When the Guardian initially phoned the Planning Department to ask about digging near pipelines, the phone call was returned by the Department of Public Works. Anytime a street excavation project is planned, DPW's Gloria Chan explained, a notice of intent is issued 120 days beforehand to PG&E, AT&T, the Public Utilities Commission, and any other stakeholders that might have something running underground. Projects are then designed to integrate existing lines. "Sometimes the information we get may be 40 years old," Chan said. Through a mandated process called USA Service Alert, people go out to physically mark where the underground infrastructure begins and ends on the project site before a contractor starts breaking ground.

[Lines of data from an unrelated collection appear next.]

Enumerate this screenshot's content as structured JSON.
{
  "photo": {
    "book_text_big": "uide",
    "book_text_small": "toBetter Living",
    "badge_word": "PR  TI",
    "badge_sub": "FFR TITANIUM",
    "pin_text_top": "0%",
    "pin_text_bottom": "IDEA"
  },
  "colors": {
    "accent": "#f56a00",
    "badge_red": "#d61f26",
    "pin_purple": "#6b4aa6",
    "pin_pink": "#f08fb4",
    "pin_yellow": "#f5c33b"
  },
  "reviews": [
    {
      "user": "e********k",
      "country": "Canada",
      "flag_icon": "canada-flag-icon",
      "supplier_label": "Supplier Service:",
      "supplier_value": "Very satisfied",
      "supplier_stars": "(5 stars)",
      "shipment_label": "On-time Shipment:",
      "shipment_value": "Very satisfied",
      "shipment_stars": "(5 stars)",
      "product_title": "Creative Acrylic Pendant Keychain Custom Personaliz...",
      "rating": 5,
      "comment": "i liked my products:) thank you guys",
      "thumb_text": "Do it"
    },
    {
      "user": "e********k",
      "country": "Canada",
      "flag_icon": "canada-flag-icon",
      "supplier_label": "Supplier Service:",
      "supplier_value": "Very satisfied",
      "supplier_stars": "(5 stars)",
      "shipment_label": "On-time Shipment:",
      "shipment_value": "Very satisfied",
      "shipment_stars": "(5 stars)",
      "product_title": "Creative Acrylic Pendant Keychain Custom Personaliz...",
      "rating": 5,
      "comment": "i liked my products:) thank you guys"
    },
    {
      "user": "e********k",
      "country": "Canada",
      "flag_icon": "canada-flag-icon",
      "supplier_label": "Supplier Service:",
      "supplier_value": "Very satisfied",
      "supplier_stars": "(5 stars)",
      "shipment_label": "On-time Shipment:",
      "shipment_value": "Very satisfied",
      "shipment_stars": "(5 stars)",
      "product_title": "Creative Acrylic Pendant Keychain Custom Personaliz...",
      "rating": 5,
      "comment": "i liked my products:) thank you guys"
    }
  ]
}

That same process occurs with private development projects, explained Alan Kropp, a geotechnical engineer with the firm Alan Kropp & Associates. Kropp said it's left up to a private contractor to work out the technical details for digging, which are governed by a set of regulations. "If you're one foot away or three feet away, most pipes don't care," Kropp said, but he acknowledged that if a pipe is deteriorated, there could be instances where digging a normally safe distance away could still pose a problem.
"Almost all the time, the system works well," Kropp said. As for the condition of the pipe, Kropp said, that information generally doesn't guide project decisions. "It's really up to the owner of the pipeline," he said. "They would be the ones in control of that information."